Feeds

Borland: you only live thrice

Catch the third wave

  • alert
  • submit to reddit

3 Big data security analytics techniques

The CEO of Borland Software believes the company is ready to catch its "third-wave".

While observers have widely debated whether Microsoft, nearing the end of its 20s, is entering corporate middle age, CEO Dale Fuller says Borland is nowhere near a mid-life crisis and is instead moving into a new era of innovation. But there are a couple of immediate challenges facing the company, including sales difficulties and the threat from open source.

At 20, Borland is indeed entering its third incarnation. After creating Rapid Application Development (RAD) tools for Windows, then flirting with near extinction as Inprise, application lifecycle management (ALM) earmarks Borland's latest life chapter, a strategy that integrates modeling, design, build, rollout and maintenance of software.

Borland faces at least two immediate challenges, in this, its third era. The first is internal. A year after acquiring TogetherSoft, BoldSoft MDE and Starbase and integrating their products with JBuilder X to create Enterprise Studio 7.0 for Java, the ALM message is taking longer than expected to filter down to the sales people.

"How do you translate that [integration] to some sales guy who is selling a Java tool. That's the translation that's taken a much longer time," said Mr Fuller.

As such, Borland last quarter issued a profit warning followed by a $12.1 million loss, resulting in 125 staff redundancies, including the director of sales for the US Eastern Region.

The company followed this by resurrecting the post of head of sales, a position eliminated after Mr Fuller came to power. Former EDS and Cadence Design Systems executive Matt Thompson was recently appointed Borland's vice president of worldwide sales.

Borland's longer-term threat comes from the encroaching presence of open source, especially the IBM Corp-backed Eclipse tools framework. Open source undercuts vendors like Borland on price.

In the case of Eclipse, the framework, while nominally independent, is geared around creating a tools framework that expands the functionality of IBM's WebSphere Studio Java IDE. IBM is one of Borland's biggest Java IDE competitors.

Eclipse itself has arguably helped accelerate the commoditization of the software tools market, making it difficult for ISVs to compete on cost of development. It's a fact that helped put WebGain Inc out of business last year.

Source: Computerwire/Datamonitor

Related Research
The Web Services Outlook

SANS - Survey on application security programs

More from The Register

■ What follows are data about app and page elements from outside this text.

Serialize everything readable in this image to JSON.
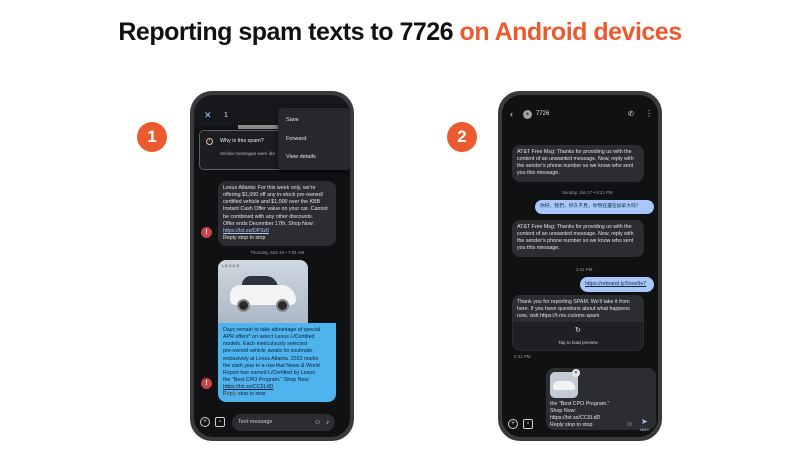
{
  "headline": {
    "lead": "Reporting spam texts to 7726",
    "accent": "on Android devices"
  },
  "colors": {
    "accent": "#ec5b2f",
    "screen_bg": "#101113",
    "incoming_bubble": "#2b2d31",
    "outgoing_bubble": "#a8c7fa",
    "selected_bubble": "#4fb3ee"
  },
  "steps": [
    "1",
    "2"
  ],
  "phone1": {
    "top_bar": {
      "close_icon": "close-icon",
      "number": "1"
    },
    "spam_card": {
      "title": "Why is this spam?",
      "subtitle": "Similar messages were ide"
    },
    "overflow_menu": [
      "Save",
      "Forward",
      "View details"
    ],
    "message1": {
      "lines": [
        "Lexus Atlanta: For this week only, we're",
        "offering $1,000 off any in-stock pre-owned/",
        "certified vehicle and $1,000 over the KBB",
        "Instant Cash Offer value on your car. Cannot",
        "be combined with any other discounts.",
        "Offer ends December 17th. Shop Now:",
        "https://txt.so/DP3z0",
        "Reply stop to stop"
      ]
    },
    "date_divider": "Thursday, Mar 20 • 7:04 AM",
    "message2": {
      "image_brand": "LEXUS",
      "lines": [
        "Days remain to take advantage of special",
        "APR offers* on select Lexus L/Certified",
        "models. Each meticulously selected",
        "pre-owned vehicle awaits its soulmate,",
        "exclusively at Lexus Atlanta. 2023 marks",
        "the sixth year in a row that News & World",
        "Report has named L/Certified by Lexus",
        "the \"Best CPO Program.\" Shop Now:",
        "https://txt.so/CC5LdD",
        "Reply stop to stop"
      ],
      "time": "7:04 AM"
    },
    "compose": {
      "placeholder": "Text message"
    }
  },
  "phone2": {
    "top_bar": {
      "contact": "7726"
    },
    "msg1": {
      "lines": [
        "AT&T Free Msg: Thanks for providing us with the",
        "content of an unwanted message. Now, reply with",
        "the sender's phone number so we know who sent",
        "you this message."
      ]
    },
    "time1": "Sunday, Jan 17 • 8:21 PM",
    "out1": "你好，我們，好久不見，你現在還在加拿大吗？",
    "msg2": {
      "lines": [
        "AT&T Free Msg: Thanks for providing us with the",
        "content of an unwanted message. Now, reply with",
        "the sender's phone number so we know who sent",
        "you this message."
      ]
    },
    "time2": "2:41 PM",
    "out2": "https://rebrand.ly/5oxe9e7",
    "msg3": {
      "lines": [
        "Thank you for reporting SPAM. We'll take it from",
        "here. If you have questions about what happens",
        "now, visit https://t-mo.co/sms-spam"
      ]
    },
    "preview_label": "Tap to load preview",
    "time3": "2:41 PM",
    "attachment": {
      "lines": [
        "the \"Best CPO Program.\"",
        "Shop Now:",
        "https://txt.so/CC5LdD",
        "Reply stop to stop"
      ]
    },
    "send_label": "MMS"
  }
}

next story
Android engineer: We DIDN'T copy Apple OR follow Samsung's orders
Veep testifies for Samsung during Apple patent trial
This time it's 'Personal': new Office 365 sub covers just two devices
Redmond also brings Office into Google's back yard
Batten down the hatches, Ubuntu 14.04 LTS due in TWO DAYS
Admins dab straining server brows in advance of Trusty Tahr's long-term support landing
Microsoft lobs pre-release Windows Phone 8.1 at devs who dare
App makers can load it before anyone else, but if they do they're stuck with it
Half of Twitter's 'active users' are SILENT STALKERS
Nearly 50% have NEVER tweeted a word
Internet-of-stuff startup dumps NoSQL for ... SQL?
NoSQL taste great at first but lacks proper nutrients, says startup cloud whiz
Windows 8.1, which you probably haven't upgraded to yet, ALREADY OBSOLETE
Pre-Update versions of new Windows version will no longer support patches
Microsoft TIER SMEAR changes app prices whether devs ask or not
Some go up, some go down, Redmond goes silent
Red Hat to ship RHEL 7 release candidate with a taste of container tech
Grab 'near-final' version of next Enterprise Linux next week
Ditch the sync, paddle in the Streem: Upstart offers syncless sharing
Upload, delete and carry on sharing afterwards?
prev story

Whitepapers

Designing a defence for mobile apps
In this whitepaper learn the various considerations for defending mobile applications; from the mobile application architecture itself to the myriad testing technologies needed to properly assess mobile applications risk.
3 Big data security analytics techniques
Applying these Big Data security analytics techniques can help you make your business safer by detecting attacks early, before significant damage is done.
Five 3D headsets to be won!
We were so impressed by the Durovis Dive headset we’ve asked the company to give some away to Reg readers.
The benefits of software based PBX
Why you should break free from your proprietary PBX and how to leverage your existing server hardware.
Securing web applications made simple and scalable
In this whitepaper learn how automated security testing can provide a simple and scalable way to protect your web applications.